The façade of The Captain Kidd on Wapping High Street doesn't look too appealing, as there aren't any windows and there isn't any evidence of a pub existing here whatsoever (other than the pub sign). Outwardly it's a derelict building; however, you should discount the pub's street-facing frontage, as The Captain Kidd is situated in another building behind the façade, with access via a small courtyard.
The highlights of this Samuel Smiths pub are its riverside location, view, bay windows and large outdoor terrace, on which there are plants, tables and benches facing the river. From the terrace there is an excellent view of the River Thames, ships moored nearby and Canary Wharf towering above the buildings opposite. There is little in the way of a barrier to stop teetering drunks from plunging into the river, other than a low wall, but the pub judiciously supplies a buoyancy-aid in the vain hope that a drunk in the river is coherent enough to use it.
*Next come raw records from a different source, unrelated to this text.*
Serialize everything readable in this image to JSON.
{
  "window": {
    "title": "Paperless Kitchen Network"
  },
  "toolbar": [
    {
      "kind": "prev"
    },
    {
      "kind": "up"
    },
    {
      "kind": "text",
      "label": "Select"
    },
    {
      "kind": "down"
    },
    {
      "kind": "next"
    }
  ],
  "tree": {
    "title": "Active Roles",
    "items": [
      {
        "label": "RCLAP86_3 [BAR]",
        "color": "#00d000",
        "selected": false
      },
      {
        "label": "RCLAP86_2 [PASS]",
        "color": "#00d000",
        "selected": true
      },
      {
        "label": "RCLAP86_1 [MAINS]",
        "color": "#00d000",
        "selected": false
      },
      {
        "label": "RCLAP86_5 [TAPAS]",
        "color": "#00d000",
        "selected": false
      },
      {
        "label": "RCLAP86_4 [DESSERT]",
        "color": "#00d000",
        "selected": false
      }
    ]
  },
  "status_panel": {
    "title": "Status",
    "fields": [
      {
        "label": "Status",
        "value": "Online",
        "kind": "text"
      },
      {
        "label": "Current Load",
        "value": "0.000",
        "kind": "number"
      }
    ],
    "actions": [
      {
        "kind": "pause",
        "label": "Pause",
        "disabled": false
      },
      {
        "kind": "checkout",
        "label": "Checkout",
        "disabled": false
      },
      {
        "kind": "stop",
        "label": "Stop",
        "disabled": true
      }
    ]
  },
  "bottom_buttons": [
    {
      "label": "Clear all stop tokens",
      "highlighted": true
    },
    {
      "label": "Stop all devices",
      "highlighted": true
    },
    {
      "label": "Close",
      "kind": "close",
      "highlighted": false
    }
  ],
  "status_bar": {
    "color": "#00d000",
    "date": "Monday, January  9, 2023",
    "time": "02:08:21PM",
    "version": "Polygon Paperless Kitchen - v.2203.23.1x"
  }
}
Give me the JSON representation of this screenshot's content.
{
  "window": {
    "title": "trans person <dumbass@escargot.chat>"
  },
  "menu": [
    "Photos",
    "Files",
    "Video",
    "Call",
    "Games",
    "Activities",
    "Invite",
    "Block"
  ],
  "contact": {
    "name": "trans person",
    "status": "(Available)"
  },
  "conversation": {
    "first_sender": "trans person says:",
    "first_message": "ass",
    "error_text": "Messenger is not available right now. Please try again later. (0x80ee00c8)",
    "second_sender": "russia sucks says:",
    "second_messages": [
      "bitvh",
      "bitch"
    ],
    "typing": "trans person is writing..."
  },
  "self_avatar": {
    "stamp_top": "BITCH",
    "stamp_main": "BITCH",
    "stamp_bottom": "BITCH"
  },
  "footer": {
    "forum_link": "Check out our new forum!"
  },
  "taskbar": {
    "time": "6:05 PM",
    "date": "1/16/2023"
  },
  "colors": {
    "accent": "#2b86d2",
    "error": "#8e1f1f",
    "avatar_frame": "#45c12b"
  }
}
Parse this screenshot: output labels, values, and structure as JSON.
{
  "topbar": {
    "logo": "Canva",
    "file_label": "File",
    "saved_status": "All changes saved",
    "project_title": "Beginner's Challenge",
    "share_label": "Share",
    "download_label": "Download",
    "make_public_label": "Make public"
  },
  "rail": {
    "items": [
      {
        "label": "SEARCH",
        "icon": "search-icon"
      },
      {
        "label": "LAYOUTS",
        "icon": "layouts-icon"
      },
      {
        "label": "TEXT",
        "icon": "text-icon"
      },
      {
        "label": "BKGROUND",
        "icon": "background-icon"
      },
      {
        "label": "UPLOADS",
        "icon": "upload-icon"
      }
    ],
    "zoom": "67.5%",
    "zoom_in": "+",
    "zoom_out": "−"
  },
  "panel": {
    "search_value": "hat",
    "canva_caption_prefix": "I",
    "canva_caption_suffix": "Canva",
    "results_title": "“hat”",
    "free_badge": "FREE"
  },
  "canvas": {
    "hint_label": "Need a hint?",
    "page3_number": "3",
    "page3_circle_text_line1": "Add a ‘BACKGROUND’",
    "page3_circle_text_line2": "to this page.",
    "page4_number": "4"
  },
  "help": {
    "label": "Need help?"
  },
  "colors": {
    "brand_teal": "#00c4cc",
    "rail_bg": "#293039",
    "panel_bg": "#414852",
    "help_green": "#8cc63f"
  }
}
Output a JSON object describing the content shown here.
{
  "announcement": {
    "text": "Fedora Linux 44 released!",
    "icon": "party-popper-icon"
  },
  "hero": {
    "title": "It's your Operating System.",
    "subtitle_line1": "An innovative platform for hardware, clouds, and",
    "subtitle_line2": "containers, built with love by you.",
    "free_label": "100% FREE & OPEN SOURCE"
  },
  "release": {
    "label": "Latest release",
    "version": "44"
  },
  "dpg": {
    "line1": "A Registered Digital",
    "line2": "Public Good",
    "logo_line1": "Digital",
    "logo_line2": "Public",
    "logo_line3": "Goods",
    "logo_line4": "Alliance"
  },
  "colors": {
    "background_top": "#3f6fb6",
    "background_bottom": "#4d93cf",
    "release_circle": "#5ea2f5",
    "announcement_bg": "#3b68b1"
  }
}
In the pub itself a stone floor lies below a low, wooden-beamed ceiling and customers sit on pews at barrels reinvented as tables. Most of the woodwork in the pub is old and fatigued, including the beams that surround the horseshoe-shaped bar. The walls of the pub, as to be expected, are lined with pictures of ships, nautical paintings, old Thames photographs and antiquated charts and maps of the river.
There is a large booth in the pub that is ideal for large parties, as it contains a single lengthy oak table surrounded by benches and is situated a few steps above the pub in a quiet corner. The presence of a projector and screen in the secluded booth, however, suggests you're not welcome to sit here during important sporting fixtures. There is, thankfully, another large adjacent room that's away from the big-screen, in which there are plenty of tables and chairs.
Above the pub on the top floor of the building is The Gallows restaurant, which is named, perhaps, to suggest its food is prepared from carrion found hanging on a noose!
The clientele of The Captain Kidd seems to be Australasians and Wapping's nouveau riche, both of whom seem intent upon being loud and rowdy. This 17th Century building has been home to The Captain Kidd pub for about a century, and it was originally a warehouse used by tradesmen making boats, repairing sails and working on the river.
Captain William Kidd was a Scottish colonial ship-owner in 1690s' New York. He became a privateer (to hunt and capture pirates) and later turned to piracy himself; he was arrested, convicted and hanged at Wapping on May 23 1701. During his execution the rope broke; he was hanged on the second attempt. His body remained on the gallows until it had been washed by three tides; it was then tarred (for preservation) and placed in gibbets for public display at Tilbury Point in Essex to discourage other pirates.
Review by mr_psm